Critics are on the fence: Inflation is the silent killer of true value (and investor aspirations, in this respect), and at times even forcefully destructive, considering historic records such as the Weimar Republic's (now Germany) 1920s hyperinflation. Value aside, the socioeconomic aspects cannot be underestimated either: Inflation is typically the basis for welfare states to expand, consequently creating conditions for wealth redistribution (taxes) and loss of purchasing power, especially for those not able to capture the benefits of inflation, for instance, through price appreciation of financial holdings. The need for the Fed to make the right call between fighting deflationary forces and aiding a sluggish economy are reasons to target higher inflation, but possibly not the most pressing ones.
Let’s be reminded of the immediate impact of the 2008/2009 Global Financial Crisis; it was so severe that policymakers could not enact potentially questionable, hard to balance, and time-consuming reforms (and everyone was pretty happy about that). Conditions were created to allow for a much closer relationship between governments and banks, setting the stage for “financial repression” as a means to address increasing levels of government debt.

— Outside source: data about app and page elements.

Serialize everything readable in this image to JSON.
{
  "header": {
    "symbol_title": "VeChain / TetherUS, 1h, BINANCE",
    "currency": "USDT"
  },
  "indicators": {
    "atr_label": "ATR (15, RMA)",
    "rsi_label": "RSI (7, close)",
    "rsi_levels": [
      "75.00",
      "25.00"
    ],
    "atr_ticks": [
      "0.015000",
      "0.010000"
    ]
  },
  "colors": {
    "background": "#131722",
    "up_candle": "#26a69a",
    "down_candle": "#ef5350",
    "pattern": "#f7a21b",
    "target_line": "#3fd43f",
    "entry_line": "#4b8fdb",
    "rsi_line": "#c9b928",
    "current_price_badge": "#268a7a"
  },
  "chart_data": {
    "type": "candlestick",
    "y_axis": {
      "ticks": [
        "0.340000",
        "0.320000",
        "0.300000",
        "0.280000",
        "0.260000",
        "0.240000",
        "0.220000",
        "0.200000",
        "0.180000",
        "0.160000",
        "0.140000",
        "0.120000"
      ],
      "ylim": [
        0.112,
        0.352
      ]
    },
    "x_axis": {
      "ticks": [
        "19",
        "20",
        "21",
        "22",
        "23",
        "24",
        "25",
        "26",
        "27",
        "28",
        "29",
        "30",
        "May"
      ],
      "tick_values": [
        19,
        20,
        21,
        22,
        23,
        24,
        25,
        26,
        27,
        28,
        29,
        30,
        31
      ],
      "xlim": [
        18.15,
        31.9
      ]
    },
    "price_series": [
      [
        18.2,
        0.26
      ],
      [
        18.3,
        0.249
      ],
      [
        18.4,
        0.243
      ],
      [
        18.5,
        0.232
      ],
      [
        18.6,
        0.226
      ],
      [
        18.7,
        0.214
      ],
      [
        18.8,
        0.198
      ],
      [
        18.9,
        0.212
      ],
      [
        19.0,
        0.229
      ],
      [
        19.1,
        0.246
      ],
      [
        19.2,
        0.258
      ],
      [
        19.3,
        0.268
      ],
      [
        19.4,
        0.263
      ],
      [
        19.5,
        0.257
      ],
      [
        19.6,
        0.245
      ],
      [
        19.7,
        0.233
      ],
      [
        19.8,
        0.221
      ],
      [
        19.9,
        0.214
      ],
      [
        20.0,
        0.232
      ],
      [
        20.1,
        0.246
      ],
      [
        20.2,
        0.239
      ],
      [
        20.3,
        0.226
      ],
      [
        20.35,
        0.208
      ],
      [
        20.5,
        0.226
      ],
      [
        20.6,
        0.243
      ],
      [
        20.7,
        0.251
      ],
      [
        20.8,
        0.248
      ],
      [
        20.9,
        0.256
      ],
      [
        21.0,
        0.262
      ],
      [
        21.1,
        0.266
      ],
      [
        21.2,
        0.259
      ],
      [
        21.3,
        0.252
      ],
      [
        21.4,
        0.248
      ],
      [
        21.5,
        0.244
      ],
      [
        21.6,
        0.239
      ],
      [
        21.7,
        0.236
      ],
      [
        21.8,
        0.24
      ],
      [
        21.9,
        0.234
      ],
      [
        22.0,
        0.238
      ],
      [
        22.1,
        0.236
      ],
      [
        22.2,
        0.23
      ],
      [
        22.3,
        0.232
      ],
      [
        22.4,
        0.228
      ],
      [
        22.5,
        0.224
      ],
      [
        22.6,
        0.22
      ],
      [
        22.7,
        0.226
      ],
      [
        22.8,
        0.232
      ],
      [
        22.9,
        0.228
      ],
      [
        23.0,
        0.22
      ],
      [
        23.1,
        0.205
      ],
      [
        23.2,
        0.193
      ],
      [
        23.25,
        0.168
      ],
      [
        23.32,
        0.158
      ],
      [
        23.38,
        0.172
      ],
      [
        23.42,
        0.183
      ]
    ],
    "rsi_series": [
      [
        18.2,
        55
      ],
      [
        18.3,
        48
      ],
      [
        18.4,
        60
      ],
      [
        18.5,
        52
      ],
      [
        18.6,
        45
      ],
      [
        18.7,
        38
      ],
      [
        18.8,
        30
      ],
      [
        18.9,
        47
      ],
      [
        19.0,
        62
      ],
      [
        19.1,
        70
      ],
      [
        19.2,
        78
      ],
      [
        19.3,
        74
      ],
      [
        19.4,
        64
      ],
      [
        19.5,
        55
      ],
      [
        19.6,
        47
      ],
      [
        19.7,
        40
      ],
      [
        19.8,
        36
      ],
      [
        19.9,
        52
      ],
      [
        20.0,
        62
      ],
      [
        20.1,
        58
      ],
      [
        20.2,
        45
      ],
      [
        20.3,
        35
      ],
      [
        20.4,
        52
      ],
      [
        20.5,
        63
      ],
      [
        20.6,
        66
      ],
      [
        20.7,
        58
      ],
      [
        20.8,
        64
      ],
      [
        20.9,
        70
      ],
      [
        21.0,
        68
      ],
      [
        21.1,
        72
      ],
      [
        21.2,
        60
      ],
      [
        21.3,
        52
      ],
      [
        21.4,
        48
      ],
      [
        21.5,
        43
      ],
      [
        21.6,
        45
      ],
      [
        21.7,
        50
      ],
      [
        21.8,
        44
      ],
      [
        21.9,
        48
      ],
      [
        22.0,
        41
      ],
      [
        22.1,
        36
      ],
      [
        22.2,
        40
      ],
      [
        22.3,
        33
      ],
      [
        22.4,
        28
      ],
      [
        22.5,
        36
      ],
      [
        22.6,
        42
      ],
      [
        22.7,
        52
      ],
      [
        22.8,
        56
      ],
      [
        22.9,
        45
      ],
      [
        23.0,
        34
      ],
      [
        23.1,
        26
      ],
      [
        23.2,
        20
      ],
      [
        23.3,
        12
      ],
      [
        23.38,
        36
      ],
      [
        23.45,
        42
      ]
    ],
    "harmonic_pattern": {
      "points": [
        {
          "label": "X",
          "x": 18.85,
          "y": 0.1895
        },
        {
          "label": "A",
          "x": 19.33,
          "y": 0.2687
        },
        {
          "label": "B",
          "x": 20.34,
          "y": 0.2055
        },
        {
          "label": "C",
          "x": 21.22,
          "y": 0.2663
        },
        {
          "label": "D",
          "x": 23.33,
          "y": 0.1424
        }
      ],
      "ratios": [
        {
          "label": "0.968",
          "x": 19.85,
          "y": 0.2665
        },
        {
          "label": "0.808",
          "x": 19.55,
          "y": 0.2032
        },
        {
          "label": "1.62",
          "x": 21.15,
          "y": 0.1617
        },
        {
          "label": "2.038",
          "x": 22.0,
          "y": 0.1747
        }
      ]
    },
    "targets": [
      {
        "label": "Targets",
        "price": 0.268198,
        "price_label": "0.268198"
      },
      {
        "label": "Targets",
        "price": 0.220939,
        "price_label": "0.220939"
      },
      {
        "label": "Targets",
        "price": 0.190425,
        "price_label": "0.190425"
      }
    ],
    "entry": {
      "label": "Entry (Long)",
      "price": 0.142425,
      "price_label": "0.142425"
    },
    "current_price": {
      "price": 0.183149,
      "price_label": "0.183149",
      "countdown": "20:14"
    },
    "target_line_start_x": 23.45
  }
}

Financial repression is defined as: “…directed lending to government by captive domestic audiences (such as pension funds), explicit or implicit caps on interest rates, regulation of cross-border capital movements, and generally a tighter connection between government and banks.” Sounds familiar.
Whereas much trust has been placed in the Fed to address economic woes, Ms. Yellen and her researchers have concluded that QE has not really worked. However, the real reason for allowing a higher inflation target may be linked to a different objective: Academic work shows that financial repression is most effective when policymakers focus on a combination of growth, negative real rates, and measured inflation. After World War II, “between 1946 and 1955 the [U.S.] Debt/GDP ratio was cut almost in half. The average maturity of the debt in 1946 was 9 years and the average inflation rate over this period, even with a spike to 14.4% in 1947, was 4.2%. Hence, inflation reduced the 1946 Debt/GDP ratio by almost 40% within a decade.”
The extent of accommodative monetary policy around the globe is an experiment of unprecedented dimension, qualitatively and quantitatively, and yet inflation may present an opportunity for some time to come. Ms. Yellen, a first-class economist, clearly understands the “push and pull” between a sluggish economy, the needs of our labor market, and the continued deflationary forces impacting the globe. As long as price increases are not a material reality, the Fed will “like” some inflation and “not like” it (as per their mandate); a tough balancing act to be sure, but likely one that impacts the guidance of market participants with respect to the direction of short-term rates.
Matthias Paul Kuhlmey is a Partner and Head of Global Investment Solutions (GIS) at HighTower Advisors. He serves as wealth manager to High Net Worth and Ultra-High Net Worth Individuals, Family Offices, and Institutions.